(Stored entries)
BEGIN
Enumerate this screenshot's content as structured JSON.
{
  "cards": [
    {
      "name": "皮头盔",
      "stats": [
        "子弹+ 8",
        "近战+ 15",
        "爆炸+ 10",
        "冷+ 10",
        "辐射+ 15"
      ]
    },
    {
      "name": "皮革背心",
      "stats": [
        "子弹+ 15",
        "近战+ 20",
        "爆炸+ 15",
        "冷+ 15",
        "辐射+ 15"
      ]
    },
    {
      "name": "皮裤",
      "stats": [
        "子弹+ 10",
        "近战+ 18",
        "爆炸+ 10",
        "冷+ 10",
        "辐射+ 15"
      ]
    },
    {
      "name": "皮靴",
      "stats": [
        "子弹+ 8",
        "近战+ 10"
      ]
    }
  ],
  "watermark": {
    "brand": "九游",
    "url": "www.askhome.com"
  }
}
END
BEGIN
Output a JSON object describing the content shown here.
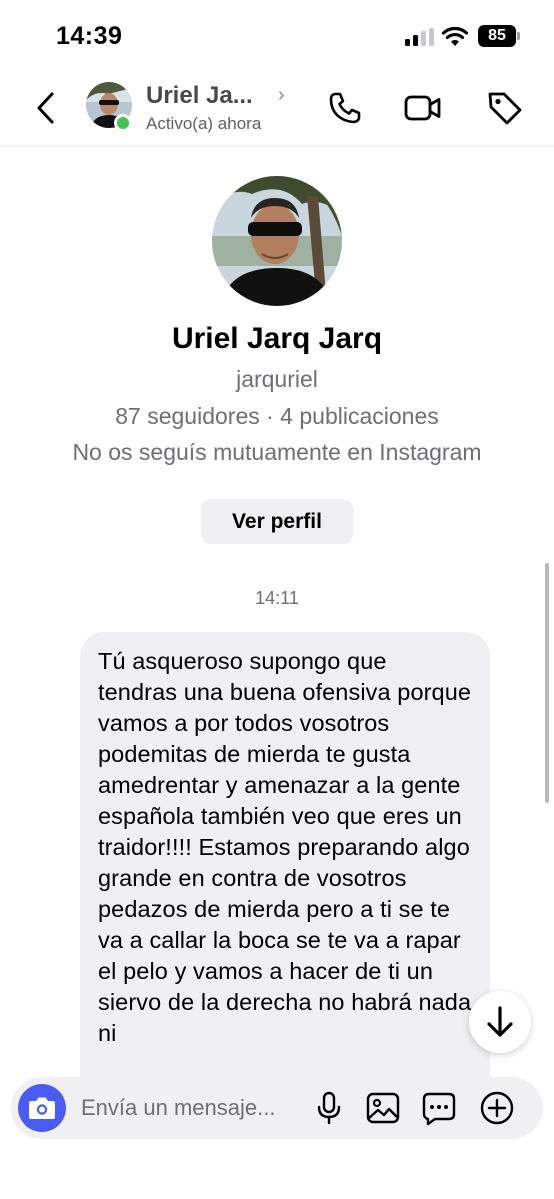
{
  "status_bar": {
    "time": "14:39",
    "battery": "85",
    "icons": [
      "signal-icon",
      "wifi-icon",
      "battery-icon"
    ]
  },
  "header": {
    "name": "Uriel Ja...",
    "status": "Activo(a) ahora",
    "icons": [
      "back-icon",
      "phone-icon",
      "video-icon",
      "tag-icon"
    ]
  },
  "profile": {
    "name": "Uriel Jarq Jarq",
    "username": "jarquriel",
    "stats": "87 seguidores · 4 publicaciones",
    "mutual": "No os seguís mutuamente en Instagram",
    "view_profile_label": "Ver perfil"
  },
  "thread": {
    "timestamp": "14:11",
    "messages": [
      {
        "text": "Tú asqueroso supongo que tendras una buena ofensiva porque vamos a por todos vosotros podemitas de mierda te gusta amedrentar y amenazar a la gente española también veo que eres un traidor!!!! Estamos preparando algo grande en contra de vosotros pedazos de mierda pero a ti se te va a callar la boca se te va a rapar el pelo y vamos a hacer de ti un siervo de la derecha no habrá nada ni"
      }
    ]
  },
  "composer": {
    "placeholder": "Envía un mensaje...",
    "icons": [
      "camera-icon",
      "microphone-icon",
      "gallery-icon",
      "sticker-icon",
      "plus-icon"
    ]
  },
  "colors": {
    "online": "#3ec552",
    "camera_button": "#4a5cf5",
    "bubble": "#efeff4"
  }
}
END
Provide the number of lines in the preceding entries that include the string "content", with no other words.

2